Mason's approach frequently resembles a swarm-like onslaught of syllables delivered over an infectiously chaotic mix, with the end result being a masterfully-crafted bout of hard-hitting lyrical genius. If you missed his debut last year, now is the perfect chance to become a fan. Joined by guests like Denzel Curry and Freddie Gibbs, Mason's Angelic Hoodrat Supercut is not a project to mix.
Prior to the release of Angelic Hoodrat: Supercut, I was fortunate enough to sit down and talk with Kenny Mason. We discussed our love of live shows, the insane past year he's had, and everything in between.
Ones To Watch: This week you're giving fans 12 new tracks, but the album is called Angelic Hoodrat: Supercut. What relationship do you feel this new record has with the one you released a year ago?
Kenny Mason: A lot of the songs on this record we made during the sessions of the last album, so they have the same energy. It's not that these were the ones I didn't pick, I knew that we were going to do a deluxe, but we kept making songs throughout the pandemic. So it was like, "I like all of these, even the new ones, and the ones with features on them. We're just going to do a whole Supercut and make it separate," because stylistically I don't really like having a 30 song tracklist. But it is truly a deluxe, just separated.
I'm glad that you brought up features, because this time around you host a wide range of guests - Denzel Curry, Freddie Gibbs, Ambar Lucid, Angel White. What was the creative process like making this record, especially when it came down to the collaboration.
Ambar Lucid came to Atlanta for a minute, I met her and she worked on the song. Angel was in the studio with me too, me and Angel have been friends for a minute, and I've always really liked his music. Their features were more in-person, but Denzel… he's been fucking with me, so I already knew that I wanted to have a song with him. People had been asking about it, but I originally released "A+" on YouTube. Everybody was kicking my ass about it not being on streaming, so that was the last song where I was like "Oh this has to be on the deluxe, because people are going to be upset." Freddie Gibbs came out of nowhere, my manager sent my song to him just to show him - I don't even know if it was intended for him to get on the song - but bro got on it. Freddie Gibbs is one of my favorite rappers so that shit sent me!
In collaborating with Freddie Gibbs you've had a pretty insane year. In some of the press you got around the time of Angelic Hoodrat's release, you mentioned that the 'Angelic' denoted your desire to make music for the people who needed it, and 'Hoodrat' meant wanting to be big, wanting to be a star while still being yourself.
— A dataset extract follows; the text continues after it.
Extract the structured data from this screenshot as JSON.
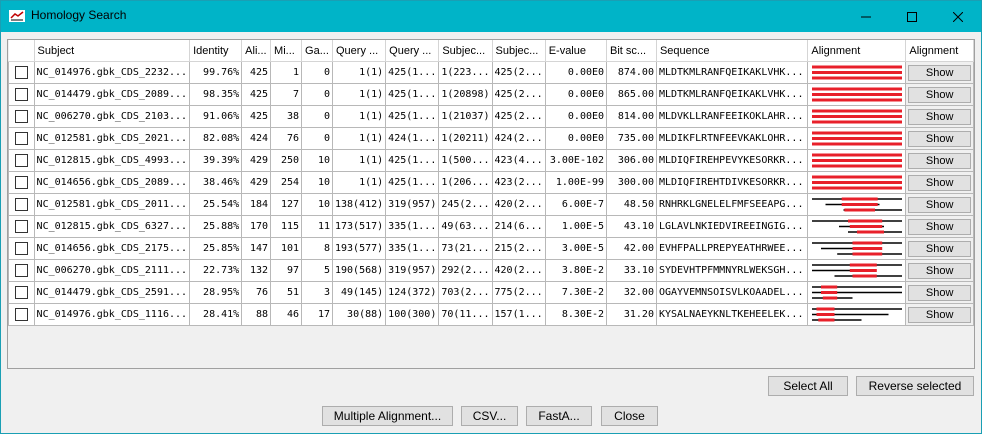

With this year being so fucking weird, do you feel any of that has changed?
My purpose definitely has not changed. Regardless of my success, or what people project my "success" to be, I'm still going to make music and it's always going to be therapeutic for me. In turn, I believe this is what makes it therapeutic for other folks. I think it's always going to be that way, despite the numbers or the other shit folks care about. I think that I have - and want - more of a responsibility to really take things to a new level, and challenge myself. I work with some real talented folks, and they amaze me and I want to be bigger for them, and I want to be the best I can because they're going hard. I'm indebted to them. I still feel I can be the biggest artist in the world and I can help people with my music. I'll always feel like that hopefully.
It's great to hear that you're both in tune with and thankful for the support you get. Touching on your desire to go harder, Angelic Hoodrat had you breezing through a ton of different genres and styles, like rock, R&B, experimental, industrial, grunge, punk, etc. Now we get tracks like "Breathe", which share many similarities to early Radiohead cuts. Did you find yourself stylistically trying to explore other genres this time around, or were you more focused on refining your own personal sound?
Yeah it was both, and it wasn't purposeful. You mentioned Radiohead, we made "Breathe" after I had listened to The Bends all the way through for the first time. You know I'm young, so I had to go back and revisit that, but we were listening to that in Tennessee where that song was made. I don't think it was purposeful, more natural as a result of me fucking with it - soundscapes and palettes - and it being the same week. Also I had been listening to a lot of Texas and Memphis rap. I didn't do it to be like, "oh this is the new shit I'm on," it was natural because I liked it. Whatever I like I indulge in all the way. It will bleed off into what we make, especially if we all [Skufl and Julian Cruz] like it, then it will come out and be harmonious.
I'm sure you've noticed this, but almost every piece of coverage you received last year around Angelic Hoodrat's release was like "Oh my god, he's a rapper from Atlanta... and he likes The Pixies and the Smashing Pumpkins?!" Why is it such a huge deal that this guy from Atlanta likes the Pixies? Why are The Pixies and Atlanta Rap so incompatible?
Yeah, I feel you. I could have the same reaction, but I understand why. Social shit, in rap music the rockstar aesthetic isn't a thing that a lot of artists use. There's only like a handful of artists that dive into the music - or maybe they do and they just don't vocalize it - but I really just like those bands. People always ask me for my top five rappers but they never ask for my top five bands, and that's just as important. If I had a top ten list of artists I liked, Jay Z would be right next to Nirvana.
Do you feel like this puts any pressure on you to conform to the Atlanta rapper archetype? Or does it push you to be even more of yourself?
I don't really feel any pressure from either end. I'm going to be me and like what I like regardless of who is and isn't surprised, it's not going to change my life. In turn, it's not going to change what I make. It's good, people being surprised, it's a little culture shock. That's more of what the world needs anyways, culture shocks and breaking down toxic norms. Also plenty of people my age like all types of shit.
You were pretty big a year ago, but I'd say that you're on a whole new level now. What is a piece of advice you'd give to yourself a year ago based off of what you've learned since?
I would say "go vegan sooner", and just "make more music." I made a lot of music but I could always make more. I can always go harder. I was real blessed during the pandemic, and was able to make music and form new relationships from home. I probably would have done more had there not been a pandemic at the same time, but I still connected with a lot of people. I'm still real grateful for that. I still have a lot to do.
You've accumulated a ton of really sick accolades and accomplishments since you started rapping. You collaborated with IDK and JID on a song last summer, you've had a viral TikTok hit, and you've gotten press from some of the biggest music outlets on the planet. What do you have your eyes set on next?
Shows, looking people in the eye, and singing songs with them. I don't care about awards or billboards, that stuff is more or less not in my control, so I'm not really fixated. I want to have huge shows, do really great live shit, and make music that goes hand-in-hand to complement that. Even if it is virtual, I would treat it just the same. Really connecting with people - that's a priority. I can't say for sure what that looks like, but my connection with people is the most important. All that other stuff will be a result of how strong that connection is.
Talking about shows just makes me realize how much I want to go back to that world.
It's going to be like getting the love of your life back.
Who are your Ones To Watch?
Ah damn... Skufl, Jelani Imani, and Muddy Mya. I was listening to one of her songs last night. It's hard to choose.
Listen to Angelic Hoodrat below: